Provided data Block Start
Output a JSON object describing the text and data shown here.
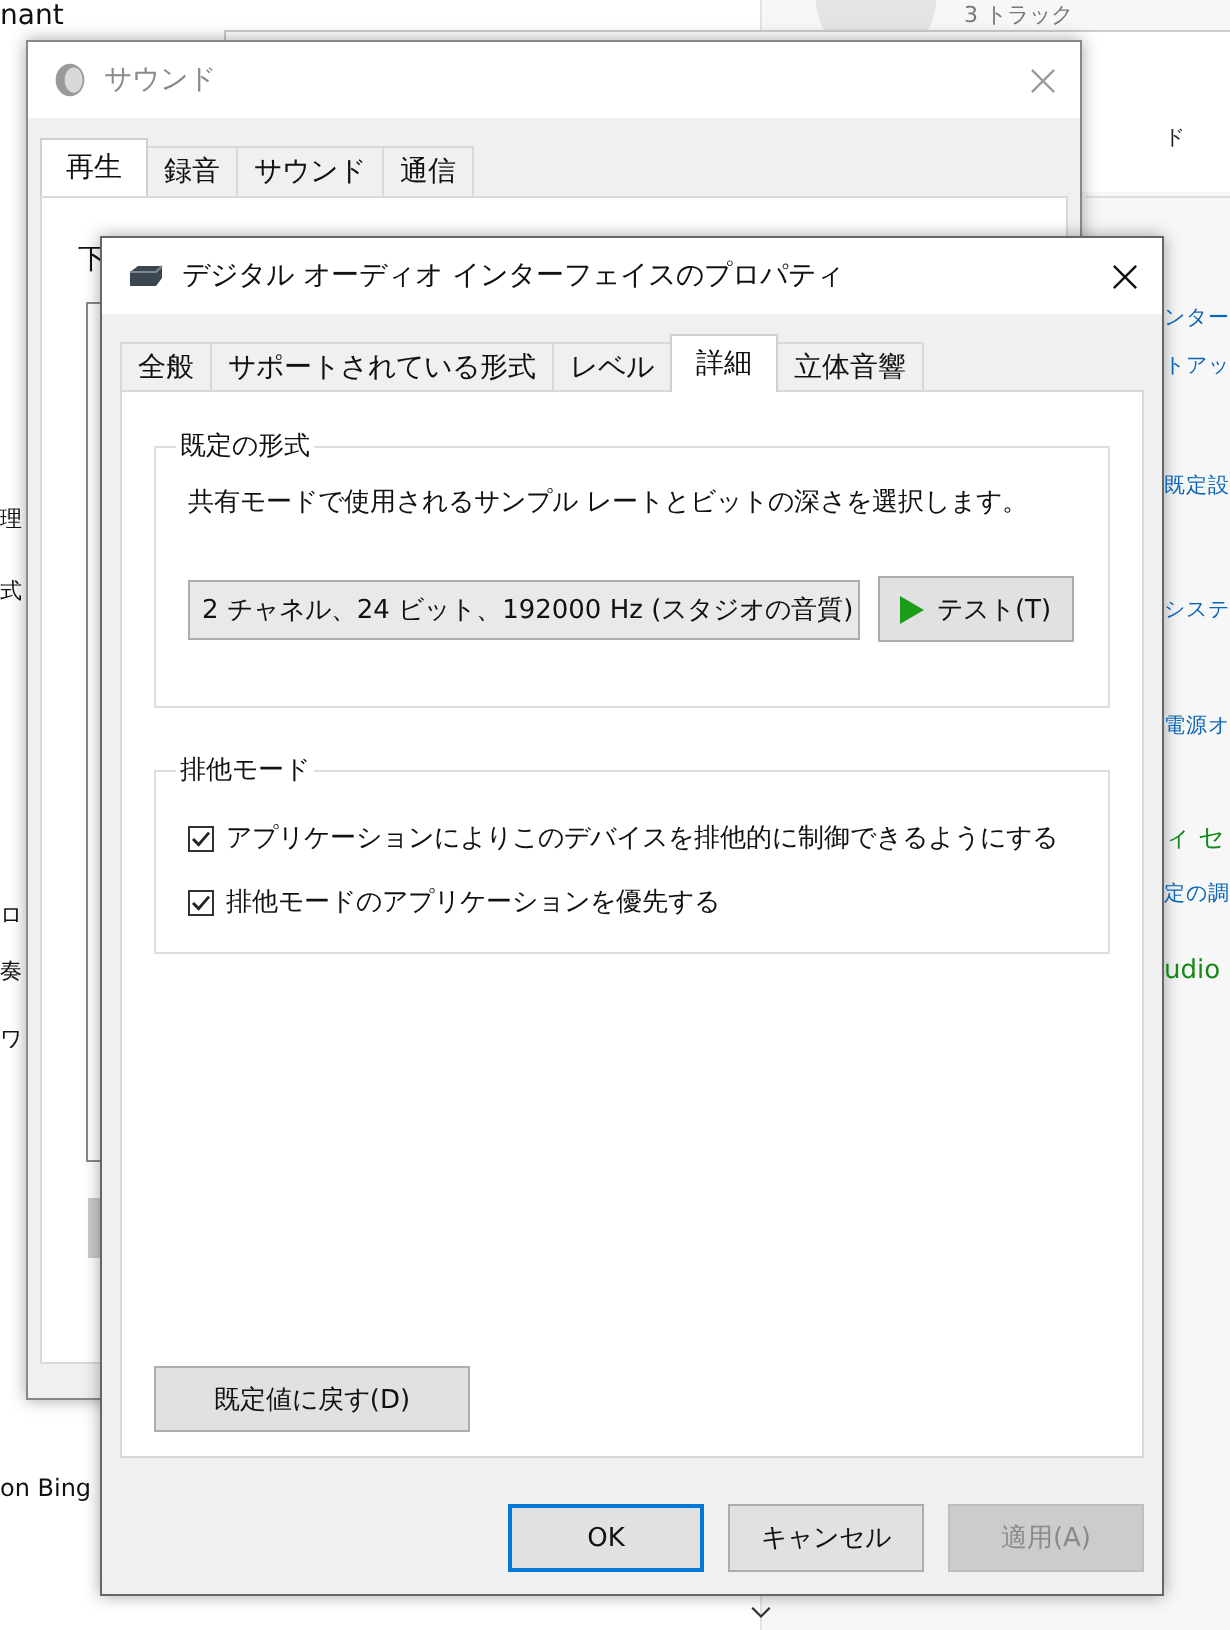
{
  "background": {
    "top_left_text": "nant",
    "track_count": "3 トラック",
    "left_fragments": [
      "理",
      "式",
      "ロ",
      "奏",
      "ワ"
    ],
    "bottom_left_text": "on Bing",
    "right_fragments": [
      {
        "text": "ド",
        "kind": "plain"
      },
      {
        "text": "ンター",
        "kind": "link"
      },
      {
        "text": "トアッ",
        "kind": "link"
      },
      {
        "text": "既定設",
        "kind": "link"
      },
      {
        "text": "システ",
        "kind": "link"
      },
      {
        "text": "電源オ",
        "kind": "link"
      },
      {
        "text": "ィ セ",
        "kind": "heading"
      },
      {
        "text": "定の調",
        "kind": "link"
      },
      {
        "text": "udio",
        "kind": "heading"
      }
    ]
  },
  "sound_window": {
    "title": "サウンド",
    "tabs": [
      {
        "label": "再生",
        "selected": true
      },
      {
        "label": "録音",
        "selected": false
      },
      {
        "label": "サウンド",
        "selected": false
      },
      {
        "label": "通信",
        "selected": false
      }
    ],
    "content_fragment": "下"
  },
  "properties_dialog": {
    "title": "デジタル オーディオ インターフェイスのプロパティ",
    "tabs": [
      {
        "label": "全般",
        "selected": false
      },
      {
        "label": "サポートされている形式",
        "selected": false
      },
      {
        "label": "レベル",
        "selected": false
      },
      {
        "label": "詳細",
        "selected": true
      },
      {
        "label": "立体音響",
        "selected": false
      }
    ],
    "default_format": {
      "title": "既定の形式",
      "description": "共有モードで使用されるサンプル レートとビットの深さを選択します。",
      "format_select": {
        "value": "2 チャネル、24 ビット、192000 Hz (スタジオの音質)"
      },
      "test_button": "テスト(T)"
    },
    "exclusive_mode": {
      "title": "排他モード",
      "options": [
        {
          "label": "アプリケーションによりこのデバイスを排他的に制御できるようにする",
          "checked": true
        },
        {
          "label": "排他モードのアプリケーションを優先する",
          "checked": true
        }
      ]
    },
    "restore_button": "既定値に戻す(D)",
    "buttons": [
      {
        "label": "OK",
        "kind": "default",
        "disabled": false
      },
      {
        "label": "キャンセル",
        "kind": "normal",
        "disabled": false
      },
      {
        "label": "適用(A)",
        "kind": "normal",
        "disabled": true
      }
    ]
  }
}
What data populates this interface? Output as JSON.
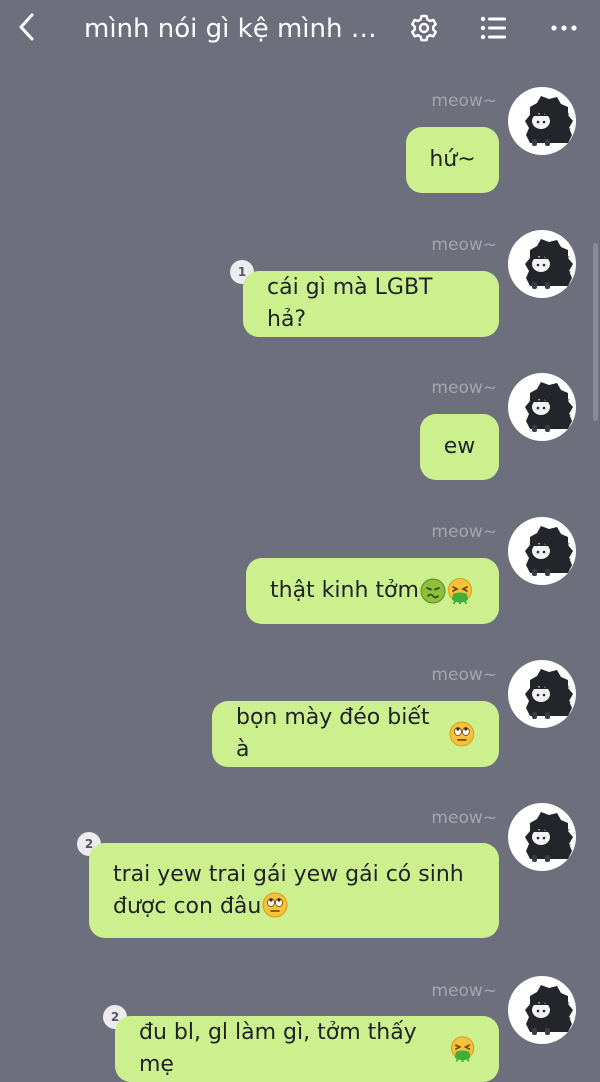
{
  "header": {
    "title": "mình nói gì kệ mình nh...",
    "back_icon": "chevron-left-icon",
    "settings_icon": "gear-icon",
    "menu_icon": "list-icon",
    "more_icon": "more-horizontal-icon"
  },
  "colors": {
    "background": "#6e6f7d",
    "bubble": "#cdf08f",
    "sender_text": "#a4a5ae"
  },
  "messages": [
    {
      "sender": "meow~",
      "text": "hứ~",
      "badge": ""
    },
    {
      "sender": "meow~",
      "text": "cái gì mà LGBT hả?",
      "badge": "1"
    },
    {
      "sender": "meow~",
      "text": "ew",
      "badge": ""
    },
    {
      "sender": "meow~",
      "text": "thật kinh tởm",
      "emojis": [
        "nauseated-face",
        "vomiting-face"
      ],
      "badge": ""
    },
    {
      "sender": "meow~",
      "text": "bọn mày đéo biết à",
      "emojis": [
        "eye-roll-face"
      ],
      "badge": ""
    },
    {
      "sender": "meow~",
      "line1": "trai yew trai gái yew gái có sinh",
      "line2": "được con đâu",
      "emojis": [
        "eye-roll-face"
      ],
      "badge": "2"
    },
    {
      "sender": "meow~",
      "text": "đu bl, gl làm gì, tởm thấy mẹ",
      "emojis": [
        "vomiting-face"
      ],
      "badge": "2"
    }
  ]
}
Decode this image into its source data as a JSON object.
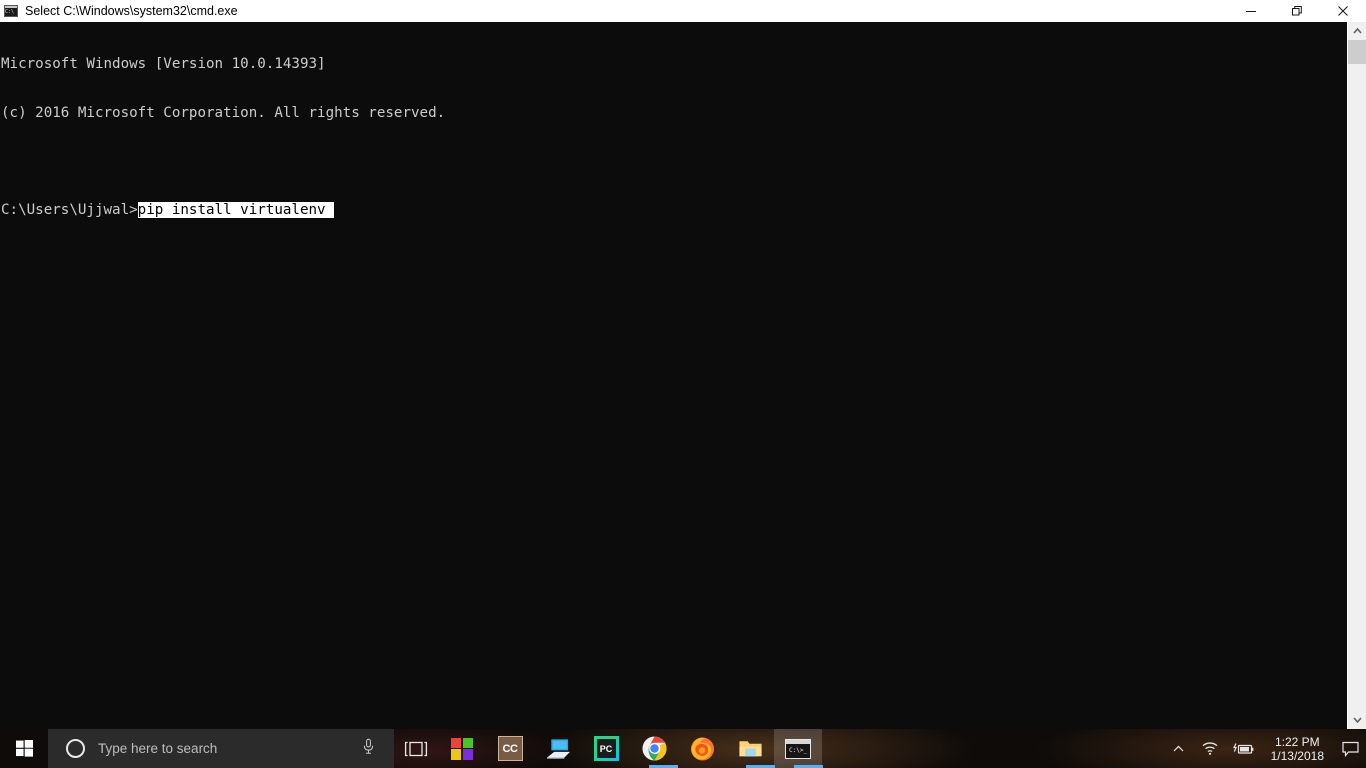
{
  "window": {
    "title": "Select C:\\Windows\\system32\\cmd.exe",
    "icon": "cmd-console-icon",
    "icon_text": "C:\\",
    "controls": {
      "minimize": "Minimize",
      "restore": "Restore",
      "close": "Close"
    }
  },
  "console": {
    "lines": [
      {
        "text": "Microsoft Windows [Version 10.0.14393]"
      },
      {
        "text": "(c) 2016 Microsoft Corporation. All rights reserved."
      },
      {
        "text": ""
      },
      {
        "prompt": "C:\\Users\\Ujjwal>",
        "command": "pip install virtualenv ",
        "selected": true
      }
    ],
    "background_color": "#0c0c0c",
    "text_color": "#cccccc",
    "selection_background": "#ffffff",
    "selection_text": "#000000"
  },
  "scrollbar": {
    "up_arrow": "scroll-up",
    "down_arrow": "scroll-down",
    "thumb": "scroll-thumb"
  },
  "taskbar": {
    "start": "Start",
    "search": {
      "placeholder": "Type here to search",
      "cortana_icon": "cortana-circle-icon",
      "mic_icon": "microphone-icon"
    },
    "task_view": "Task View",
    "apps": [
      {
        "name": "microsoft-store",
        "label": "Microsoft Store",
        "active": false,
        "running": false
      },
      {
        "name": "cc-app",
        "label": "CC",
        "active": false,
        "running": false
      },
      {
        "name": "this-pc",
        "label": "This PC",
        "active": false,
        "running": false
      },
      {
        "name": "pycharm",
        "label": "PyCharm",
        "short": "PC",
        "active": false,
        "running": false
      },
      {
        "name": "google-chrome",
        "label": "Google Chrome",
        "active": false,
        "running": true
      },
      {
        "name": "mozilla-firefox",
        "label": "Mozilla Firefox",
        "active": false,
        "running": false
      },
      {
        "name": "file-explorer",
        "label": "File Explorer",
        "active": false,
        "running": true
      },
      {
        "name": "command-prompt",
        "label": "Command Prompt",
        "active": true,
        "running": true
      }
    ],
    "tray": {
      "show_hidden": "show-hidden-icons",
      "network": "wifi-icon",
      "battery": "battery-charging-icon",
      "time": "1:22 PM",
      "date": "1/13/2018",
      "action_center": "action-center-icon"
    }
  },
  "colors": {
    "taskbar_bg": "#0e0b09",
    "search_bg": "#2b2b2b",
    "accent_underline": "#5aaff0",
    "titlebar_bg": "#ffffff"
  }
}
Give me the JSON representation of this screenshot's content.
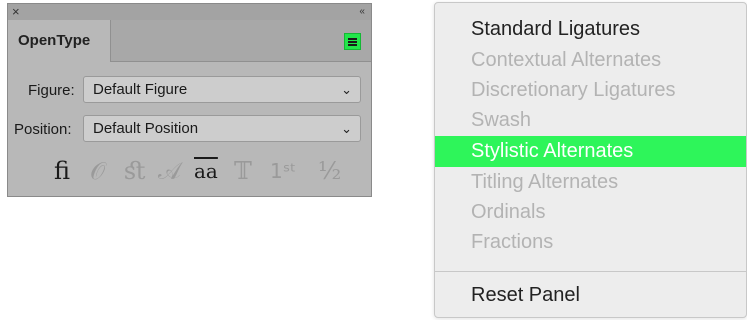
{
  "panel": {
    "close_glyph": "×",
    "collapse_glyph": "‹‹",
    "tab_label": "OpenType",
    "figure_label": "Figure:",
    "figure_value": "Default Figure",
    "position_label": "Position:",
    "position_value": "Default Position",
    "glyph_buttons": [
      {
        "glyph": "ﬁ",
        "name": "standard-ligatures-icon"
      },
      {
        "glyph": "𝒪",
        "name": "swash-icon"
      },
      {
        "glyph": "ﬆ",
        "name": "discretionary-ligatures-icon"
      },
      {
        "glyph": "𝒜",
        "name": "stylistic-alternates-icon"
      },
      {
        "glyph": "aa",
        "name": "contextual-alternates-icon"
      },
      {
        "glyph": "𝕋",
        "name": "titling-alternates-icon"
      },
      {
        "glyph": "1ˢᵗ",
        "name": "ordinals-icon"
      },
      {
        "glyph": "½",
        "name": "fractions-icon"
      }
    ],
    "accent_color": "#22e64a"
  },
  "menu": {
    "items": [
      {
        "label": "Standard Ligatures",
        "state": "enabled"
      },
      {
        "label": "Contextual Alternates",
        "state": "disabled"
      },
      {
        "label": "Discretionary Ligatures",
        "state": "disabled"
      },
      {
        "label": "Swash",
        "state": "disabled"
      },
      {
        "label": "Stylistic Alternates",
        "state": "selected"
      },
      {
        "label": "Titling Alternates",
        "state": "disabled"
      },
      {
        "label": "Ordinals",
        "state": "disabled"
      },
      {
        "label": "Fractions",
        "state": "disabled"
      }
    ],
    "reset_label": "Reset Panel",
    "highlight_color": "#2ef55a"
  }
}
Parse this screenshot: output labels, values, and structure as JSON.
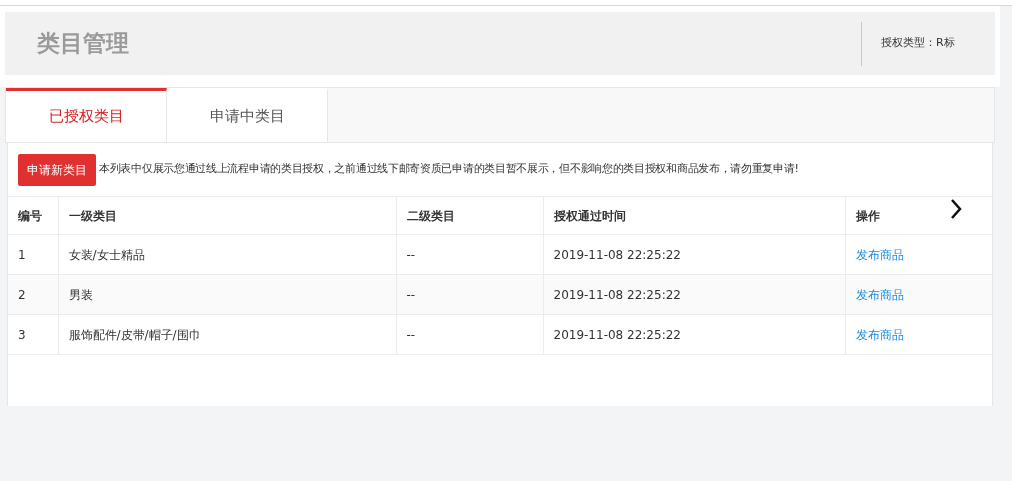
{
  "header": {
    "title": "类目管理",
    "auth_type": "授权类型：R标"
  },
  "tabs": [
    {
      "label": "已授权类目",
      "selected": true
    },
    {
      "label": "申请中类目",
      "selected": false
    }
  ],
  "apply_button": "申请新类目",
  "notice": "本列表中仅展示您通过线上流程申请的类目授权，之前通过线下邮寄资质已申请的类目暂不展示，但不影响您的类目授权和商品发布，请勿重复申请!",
  "table": {
    "columns": [
      "编号",
      "一级类目",
      "二级类目",
      "授权通过时间",
      "操作"
    ],
    "rows": [
      {
        "cells": [
          "1",
          "女装/女士精品",
          "--",
          "2019-11-08 22:25:22"
        ],
        "action": "发布商品"
      },
      {
        "cells": [
          "2",
          "男装",
          "--",
          "2019-11-08 22:25:22"
        ],
        "action": "发布商品"
      },
      {
        "cells": [
          "3",
          "服饰配件/皮带/帽子/围巾",
          "--",
          "2019-11-08 22:25:22"
        ],
        "action": "发布商品"
      }
    ]
  }
}
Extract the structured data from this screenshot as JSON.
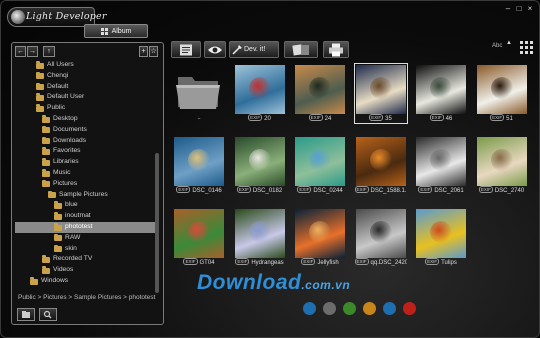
{
  "app": {
    "title": "Light Developer"
  },
  "window_controls": [
    "–",
    "□",
    "×"
  ],
  "tabs": {
    "album": "Album"
  },
  "nav": {
    "back": "←",
    "forward": "→",
    "up": "↑"
  },
  "tree": {
    "items": [
      {
        "label": "All Users",
        "indent": 2
      },
      {
        "label": "Chenqi",
        "indent": 2
      },
      {
        "label": "Default",
        "indent": 2
      },
      {
        "label": "Default User",
        "indent": 2
      },
      {
        "label": "Public",
        "indent": 2
      },
      {
        "label": "Desktop",
        "indent": 3
      },
      {
        "label": "Documents",
        "indent": 3
      },
      {
        "label": "Downloads",
        "indent": 3
      },
      {
        "label": "Favorites",
        "indent": 3
      },
      {
        "label": "Libraries",
        "indent": 3
      },
      {
        "label": "Music",
        "indent": 3
      },
      {
        "label": "Pictures",
        "indent": 3
      },
      {
        "label": "Sample Pictures",
        "indent": 4
      },
      {
        "label": "blue",
        "indent": 5
      },
      {
        "label": "inoutmat",
        "indent": 5
      },
      {
        "label": "phototest",
        "indent": 5,
        "selected": true
      },
      {
        "label": "RAW",
        "indent": 5
      },
      {
        "label": "skin",
        "indent": 5
      },
      {
        "label": "Recorded TV",
        "indent": 3
      },
      {
        "label": "Videos",
        "indent": 3
      },
      {
        "label": "Windows",
        "indent": 1
      }
    ]
  },
  "path_bar": "Public > Pictures > Sample Pictures > phototest",
  "toolbar": {
    "devit_label": "Dev. it!",
    "sort_label": "Abc"
  },
  "exif_badge": "EXIF",
  "thumbnails": [
    {
      "caption": "..",
      "folder": true
    },
    {
      "caption": "20",
      "exif": true,
      "colors": [
        "#9ec2d8",
        "#2f6e9a",
        "#c2302e"
      ]
    },
    {
      "caption": "24",
      "exif": true,
      "colors": [
        "#c98a4a",
        "#4d5d4f",
        "#1f2a1f"
      ]
    },
    {
      "caption": "35",
      "exif": true,
      "selected": true,
      "colors": [
        "#1d2a4a",
        "#e8dcc4",
        "#6b4a2a"
      ]
    },
    {
      "caption": "46",
      "exif": true,
      "colors": [
        "#0e0e0e",
        "#e8e8e0",
        "#3a4a3a"
      ]
    },
    {
      "caption": "51",
      "exif": true,
      "colors": [
        "#8a5a2a",
        "#f0f0ea",
        "#2a1a0e"
      ]
    },
    {
      "caption": "DSC_0146",
      "exif": true,
      "colors": [
        "#1d5b8a",
        "#6fa0c6",
        "#e0c27a"
      ]
    },
    {
      "caption": "DSC_0182",
      "exif": true,
      "colors": [
        "#2a4a2a",
        "#8ab07a",
        "#e8e8e0"
      ]
    },
    {
      "caption": "DSC_0244",
      "exif": true,
      "colors": [
        "#2a9a8a",
        "#8fbf9a",
        "#5aa0d0"
      ]
    },
    {
      "caption": "DSC_1588.1...",
      "exif": true,
      "colors": [
        "#b8621a",
        "#4a2a10",
        "#e88a2a"
      ]
    },
    {
      "caption": "DSC_2061",
      "exif": true,
      "colors": [
        "#2a2a2a",
        "#e8e8e8",
        "#6a6a6a"
      ]
    },
    {
      "caption": "DSC_2740",
      "exif": true,
      "colors": [
        "#7a9a4a",
        "#e8d8c0",
        "#8a6a4a"
      ]
    },
    {
      "caption": "GT04",
      "exif": true,
      "colors": [
        "#a8602a",
        "#3a8a3a",
        "#d84a3a"
      ]
    },
    {
      "caption": "Hydrangeas",
      "exif": true,
      "colors": [
        "#2a4a1a",
        "#c8c8e8",
        "#8a9ad0"
      ]
    },
    {
      "caption": "Jellyfish",
      "exif": true,
      "colors": [
        "#06223a",
        "#e8702a",
        "#f0b060"
      ]
    },
    {
      "caption": "qq.DSC_2420",
      "exif": true,
      "colors": [
        "#4a4a4a",
        "#c8c8c8",
        "#2a2a2a"
      ]
    },
    {
      "caption": "Tulips",
      "exif": true,
      "colors": [
        "#5a9ad0",
        "#e8c020",
        "#d04a1a"
      ]
    }
  ],
  "watermark": {
    "main": "Download",
    "suffix": ".com.vn"
  },
  "dots": [
    "#1e6fb0",
    "#6c6c6c",
    "#3a8a2a",
    "#c8861a",
    "#1e6fb0",
    "#c0201a"
  ]
}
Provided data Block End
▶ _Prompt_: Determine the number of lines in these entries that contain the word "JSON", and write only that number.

▶ _Written answer_: 6